There was less enthusiasm, however, for the strike in working-class neighborhoods and rural zones where the government has traditionally drawn more support. Overall, fewer people were heeding the shutdown than the millions who participated in a 24-hour strike last week.
Many Venezuelans, regardless of their political views, were fretting about the impact of disruptions on their wallets - and stomachs. The OPEC nation is immersed in a brutal economic crisis, with shortages of basic foods and medicines.
"I closed last week, but now I need to open in order to eat," said mother-of-two Isabel Fernandez, 36, who sells vegetables at a market in the Catia neighborhood of the capital where the stalls were open albeit with fewer customers.
The opposition, which has majority support after years in the shadow of Maduro's popular predecessor Hugo Chavez, says Sunday's election is a farce designed purely to keep the Socialist Party in power.
"Don't vote. SOS Venezuela!" read large white letters placed on a hilltop in the western state of Tachira, a hotbed of anti-Maduro sentiment.
Members of a self-styled "Resistance" movement, which accuses the opposition of largely being too soft on Maduro, warned on social media that they had strewn spikes to stop traffic in Tachira, which borders Colombia.
The opposition's No. 1 demand is conventional elections, including for the presidency, to remove Maduro.
The government is deploying 232,000 soldiers to protect Sunday's vote, and National Guard troops were out on Wednesday pulling down barriers. A dozen protesters blocking a street in the Paraguana peninsula were arrested, security sources told Reuters.

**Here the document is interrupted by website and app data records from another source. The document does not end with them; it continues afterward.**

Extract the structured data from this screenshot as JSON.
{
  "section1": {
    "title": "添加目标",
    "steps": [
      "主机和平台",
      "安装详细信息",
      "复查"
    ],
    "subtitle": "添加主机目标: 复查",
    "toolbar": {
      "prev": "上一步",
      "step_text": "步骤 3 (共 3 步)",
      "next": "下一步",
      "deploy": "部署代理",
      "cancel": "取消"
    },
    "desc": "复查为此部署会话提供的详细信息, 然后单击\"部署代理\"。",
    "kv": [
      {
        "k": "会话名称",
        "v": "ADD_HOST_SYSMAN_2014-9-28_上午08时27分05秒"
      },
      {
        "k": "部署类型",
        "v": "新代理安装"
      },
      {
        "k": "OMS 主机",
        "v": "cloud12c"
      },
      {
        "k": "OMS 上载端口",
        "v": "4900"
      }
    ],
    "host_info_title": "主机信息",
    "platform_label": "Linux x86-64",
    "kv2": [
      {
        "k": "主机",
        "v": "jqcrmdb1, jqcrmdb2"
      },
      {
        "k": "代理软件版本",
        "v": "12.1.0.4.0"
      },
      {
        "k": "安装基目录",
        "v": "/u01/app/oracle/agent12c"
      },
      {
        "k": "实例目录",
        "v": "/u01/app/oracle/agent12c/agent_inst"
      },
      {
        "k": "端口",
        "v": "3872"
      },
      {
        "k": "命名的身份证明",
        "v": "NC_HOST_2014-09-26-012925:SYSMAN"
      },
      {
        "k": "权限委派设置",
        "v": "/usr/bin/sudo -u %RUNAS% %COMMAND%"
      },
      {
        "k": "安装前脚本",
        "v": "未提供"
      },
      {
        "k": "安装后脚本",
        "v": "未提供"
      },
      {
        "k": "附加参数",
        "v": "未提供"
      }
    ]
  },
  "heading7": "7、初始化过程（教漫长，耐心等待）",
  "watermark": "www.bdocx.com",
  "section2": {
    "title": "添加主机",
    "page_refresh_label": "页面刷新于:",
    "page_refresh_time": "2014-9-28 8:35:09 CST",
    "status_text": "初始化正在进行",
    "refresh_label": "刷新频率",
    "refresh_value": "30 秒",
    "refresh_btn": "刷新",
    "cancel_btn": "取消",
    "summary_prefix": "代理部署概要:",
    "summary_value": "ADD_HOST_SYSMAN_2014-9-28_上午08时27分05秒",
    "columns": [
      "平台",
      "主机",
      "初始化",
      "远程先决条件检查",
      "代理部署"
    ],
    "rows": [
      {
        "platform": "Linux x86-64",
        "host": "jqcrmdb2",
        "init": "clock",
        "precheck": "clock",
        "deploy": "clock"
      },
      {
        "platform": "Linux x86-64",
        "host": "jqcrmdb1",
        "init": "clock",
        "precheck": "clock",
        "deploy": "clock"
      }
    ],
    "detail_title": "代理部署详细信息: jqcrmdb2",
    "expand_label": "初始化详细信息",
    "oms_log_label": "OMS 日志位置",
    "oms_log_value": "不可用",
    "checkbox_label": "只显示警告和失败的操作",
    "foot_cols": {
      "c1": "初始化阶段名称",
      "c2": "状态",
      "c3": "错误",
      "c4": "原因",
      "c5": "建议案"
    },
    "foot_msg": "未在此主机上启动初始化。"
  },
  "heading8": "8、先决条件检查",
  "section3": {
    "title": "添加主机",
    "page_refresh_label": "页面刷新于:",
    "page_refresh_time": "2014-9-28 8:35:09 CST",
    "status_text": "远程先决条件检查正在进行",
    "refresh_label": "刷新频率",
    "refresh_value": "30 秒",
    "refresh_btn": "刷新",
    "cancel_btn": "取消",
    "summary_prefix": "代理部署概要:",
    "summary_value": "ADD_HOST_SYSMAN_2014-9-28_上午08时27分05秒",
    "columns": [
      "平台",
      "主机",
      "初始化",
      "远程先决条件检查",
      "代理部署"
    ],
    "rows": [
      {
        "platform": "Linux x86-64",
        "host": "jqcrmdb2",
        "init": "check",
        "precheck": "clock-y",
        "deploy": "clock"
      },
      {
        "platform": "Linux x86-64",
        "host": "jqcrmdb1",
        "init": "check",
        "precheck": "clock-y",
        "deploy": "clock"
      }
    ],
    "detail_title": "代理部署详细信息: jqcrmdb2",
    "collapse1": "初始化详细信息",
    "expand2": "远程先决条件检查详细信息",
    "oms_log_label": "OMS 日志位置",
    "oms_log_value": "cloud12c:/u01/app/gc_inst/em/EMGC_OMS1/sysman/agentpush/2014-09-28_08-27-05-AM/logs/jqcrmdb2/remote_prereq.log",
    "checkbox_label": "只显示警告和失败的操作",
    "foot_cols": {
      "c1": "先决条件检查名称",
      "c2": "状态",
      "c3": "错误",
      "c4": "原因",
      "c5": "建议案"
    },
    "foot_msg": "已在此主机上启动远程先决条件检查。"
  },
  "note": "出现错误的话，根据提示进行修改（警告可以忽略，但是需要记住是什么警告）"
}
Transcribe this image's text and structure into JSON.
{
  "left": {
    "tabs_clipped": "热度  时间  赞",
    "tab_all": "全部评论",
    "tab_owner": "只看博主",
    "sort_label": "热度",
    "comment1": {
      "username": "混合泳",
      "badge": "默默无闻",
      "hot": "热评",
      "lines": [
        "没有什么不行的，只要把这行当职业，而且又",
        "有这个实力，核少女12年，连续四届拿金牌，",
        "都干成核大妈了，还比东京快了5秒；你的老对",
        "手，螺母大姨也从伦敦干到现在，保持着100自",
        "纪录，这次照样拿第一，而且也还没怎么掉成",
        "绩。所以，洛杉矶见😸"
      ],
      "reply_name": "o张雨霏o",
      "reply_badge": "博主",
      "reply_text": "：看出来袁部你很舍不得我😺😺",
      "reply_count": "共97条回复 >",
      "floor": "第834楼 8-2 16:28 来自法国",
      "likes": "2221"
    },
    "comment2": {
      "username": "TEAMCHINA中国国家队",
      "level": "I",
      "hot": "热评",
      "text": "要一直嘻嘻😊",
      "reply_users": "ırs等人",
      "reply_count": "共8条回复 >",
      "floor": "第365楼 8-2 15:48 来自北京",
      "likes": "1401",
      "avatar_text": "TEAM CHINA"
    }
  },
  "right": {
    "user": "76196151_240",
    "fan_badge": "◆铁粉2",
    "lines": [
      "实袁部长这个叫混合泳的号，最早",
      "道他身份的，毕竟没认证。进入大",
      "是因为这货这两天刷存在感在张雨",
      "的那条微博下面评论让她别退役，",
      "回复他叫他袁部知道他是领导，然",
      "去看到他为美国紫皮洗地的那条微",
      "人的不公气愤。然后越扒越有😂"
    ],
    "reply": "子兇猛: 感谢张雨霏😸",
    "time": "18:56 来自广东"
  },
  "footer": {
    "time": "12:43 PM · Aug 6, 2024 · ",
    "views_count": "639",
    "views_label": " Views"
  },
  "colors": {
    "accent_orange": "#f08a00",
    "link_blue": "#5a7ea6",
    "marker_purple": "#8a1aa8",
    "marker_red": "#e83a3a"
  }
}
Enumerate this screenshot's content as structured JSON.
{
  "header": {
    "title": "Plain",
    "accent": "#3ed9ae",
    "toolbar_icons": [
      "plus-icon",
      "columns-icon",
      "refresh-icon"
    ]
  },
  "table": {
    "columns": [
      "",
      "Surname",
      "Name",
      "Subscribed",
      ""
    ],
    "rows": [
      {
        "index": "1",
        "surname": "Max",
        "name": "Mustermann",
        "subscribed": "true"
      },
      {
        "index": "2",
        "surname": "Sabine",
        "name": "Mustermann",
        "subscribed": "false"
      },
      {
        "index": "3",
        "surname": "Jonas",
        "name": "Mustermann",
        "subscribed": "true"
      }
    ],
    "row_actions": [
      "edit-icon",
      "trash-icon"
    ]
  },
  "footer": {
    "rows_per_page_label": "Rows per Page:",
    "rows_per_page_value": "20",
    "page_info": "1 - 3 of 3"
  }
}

The 54-year-old president, who calls himself "the son of Chavez" and flag bearer of his "21st century socialism" project, insists Sunday's vote will go ahead despite intense pressure at home and abroad including a threat of U.S. economic sanctions.
The Trump administration was on Wednesday imposing sanctions on 13 senior Venezuelan officials.
Maduro says the election for the 545-seat assembly, which will have power to rewrite the national constitution and override the current opposition-led legislature, is designed to put power in the hands or ordinary people.
State TV showed gatherings of red-shirted workers pumping fists and vowing to support the Constituent Assembly.
"The people can resolve this crisis," said government supporter and hospital worker Carmen Hernandez, 59, as she crossed a busy plaza in central Caracas.
"I don't agree with the opposition, they're violent people. This is not how you build a country!"
Despite the no-compromise rhetoric on both sides, mediator and former Spanish prime minister Jose Luis Rodriguez Zapatero was shuttling between the opposition and government. He discussed a proposal to postpone the vote, opposition sources said, but there was no evidence it was getting traction.
State enterprises, including oil company PDVSA that accounts for 95 percent of Venezuela's export income, were staying open on Wednesday. Public employees - who number 2.8 million in total - had strict orders not to skip work and to vote on Sunday.
"Who can risk their work in moments like this?" said Elio Jimenez, 40, who works at an oil refinery in the Paraguana peninsula.
Five people died during last week's strike as National Guard troops seeking to dismantle blockades fired tear gas and rubber bullets at masked youths hurling stones and Molotov cocktails.
That took to over 100 the number killed since protests against Maduro began in early April.
(Additional reporting by Diego Ore, Andrew Cawthorne, Andreina Aponte, Anggy Polanco, and Fabian Cambero in Caracas, Francisco Aguilar in Barinas, Maria Ramirez in Puerto Ordaz, and Isaac Urrutia in Maracaibo; Writing by Andrew Cawthorne; Editing by Phil Berlowitz and W Simon)